On this web page you will find the main rules in force for access to State Archive records.
These rules are sorted by archive producer (Federal authorities, courts, tribunals, etc.).
- Legal and regulatory references
- Access conditions are often complex
- Exceptions are not everlasting
- Access requests for scientific research
- Access right and copyright
Specific Access Conditions
- Archives of Federal Public Services
- Archives of courts and tribunals
- Civil registry
- Regional and municipal archives
- Province and district archives
- Archives of (supra-)local institutions
- Archives of businesses, private organisations and individuals
Legal and regulatory references
The rules are phrased in the most succinct and clear manner possible and refer to the legal framework on which they are based (law, decree, etc.). Links are provided where possible in order to enable users to directly consult the legal sources. In some cases, the users may only consult archive documents if they produce a written authorisation issued by the competent authority. In other cases, users must fill in, date and sign a research declaration.
Access conditions are often complex
The rules governing access to archives are often very complex. When examining the legal framework for the consultation of archives in the Regions and Communities, it becomes apparent that each regional entity applies its own legal rules. In principle, all administrative documents are public, with a number of exceptions however. There are two types of exceptions: absolute exceptions that always apply, and relative exceptions, in which the interest of accessing a document is each time pondered against the need to protect it.
Exceptions are not everlasting
The exceptions foreseen in the regional legislation cannot be invoked ad vitam aeternam to refuse the right to access records. It is therefore important for users to know for how long they apply, as non-public records are disclosed and can be accessed once the exceptions expire.
Access requests for scientific research
Researchers from universities, colleges or recognised research institutes may be granted exceptional access to administrative records even if they are still undisclosed and subject to access restrictions.
Access right and copyright
Many issues regarding access rights also pertain to copyrights. It is not true that users cannot access documents that are still protected by certain rights. In principle, copyrights do not infringe on access rights. Users can freely access archives that are public, for example, because access restrictions no longer apply or because the user holds all necessary access rights, in which case access cannot be denied on the basis of applicable copyrights. This applies to photographs, works of art and other documents that are the fruit of creative work. Access to documents subject to copyright indeed remains possible without restriction.
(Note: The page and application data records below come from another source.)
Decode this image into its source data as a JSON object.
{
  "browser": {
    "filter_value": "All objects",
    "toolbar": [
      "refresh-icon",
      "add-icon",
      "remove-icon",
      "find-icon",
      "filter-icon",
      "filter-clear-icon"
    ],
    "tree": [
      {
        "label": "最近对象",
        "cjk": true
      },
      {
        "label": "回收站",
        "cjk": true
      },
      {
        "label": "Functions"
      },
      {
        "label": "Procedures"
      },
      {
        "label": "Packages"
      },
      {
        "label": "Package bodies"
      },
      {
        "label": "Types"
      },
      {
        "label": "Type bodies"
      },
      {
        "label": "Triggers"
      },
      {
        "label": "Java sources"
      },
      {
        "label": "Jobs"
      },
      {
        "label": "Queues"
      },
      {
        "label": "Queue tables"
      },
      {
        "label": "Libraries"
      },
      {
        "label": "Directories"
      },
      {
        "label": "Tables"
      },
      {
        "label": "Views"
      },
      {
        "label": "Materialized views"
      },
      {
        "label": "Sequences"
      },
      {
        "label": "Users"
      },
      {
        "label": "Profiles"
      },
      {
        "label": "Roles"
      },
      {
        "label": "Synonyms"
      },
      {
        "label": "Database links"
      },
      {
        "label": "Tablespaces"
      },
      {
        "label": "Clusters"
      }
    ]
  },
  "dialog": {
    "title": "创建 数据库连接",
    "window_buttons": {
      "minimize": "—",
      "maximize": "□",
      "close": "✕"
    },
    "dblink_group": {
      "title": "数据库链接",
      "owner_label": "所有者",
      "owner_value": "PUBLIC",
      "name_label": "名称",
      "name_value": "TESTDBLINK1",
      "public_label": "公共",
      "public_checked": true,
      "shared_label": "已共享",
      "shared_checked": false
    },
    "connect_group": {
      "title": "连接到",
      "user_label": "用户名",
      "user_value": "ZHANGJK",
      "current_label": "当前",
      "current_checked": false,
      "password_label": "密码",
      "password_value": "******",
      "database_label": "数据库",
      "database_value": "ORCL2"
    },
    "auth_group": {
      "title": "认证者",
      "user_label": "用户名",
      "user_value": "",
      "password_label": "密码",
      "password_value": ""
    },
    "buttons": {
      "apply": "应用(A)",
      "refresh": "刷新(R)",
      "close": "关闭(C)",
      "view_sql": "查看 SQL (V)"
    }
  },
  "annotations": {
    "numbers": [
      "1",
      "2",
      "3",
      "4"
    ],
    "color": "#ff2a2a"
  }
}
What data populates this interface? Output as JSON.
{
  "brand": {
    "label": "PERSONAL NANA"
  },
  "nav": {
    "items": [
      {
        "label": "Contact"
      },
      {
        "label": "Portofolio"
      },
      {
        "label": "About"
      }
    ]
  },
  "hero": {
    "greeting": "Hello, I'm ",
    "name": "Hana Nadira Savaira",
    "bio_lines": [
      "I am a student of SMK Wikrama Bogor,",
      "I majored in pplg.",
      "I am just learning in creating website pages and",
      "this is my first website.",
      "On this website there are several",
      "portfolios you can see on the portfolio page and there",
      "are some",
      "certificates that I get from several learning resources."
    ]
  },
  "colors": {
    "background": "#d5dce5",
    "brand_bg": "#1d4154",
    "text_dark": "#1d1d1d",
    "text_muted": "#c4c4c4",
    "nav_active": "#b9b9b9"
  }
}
While archive services may provide copies of documents they hold, it is the duty of the requesting user to contact any potential copyright owner or collective rights management organisation in order to clarify pertaining rights if the copies in questions are intended for publication. The author or holder of rights may actually be the archive service itself.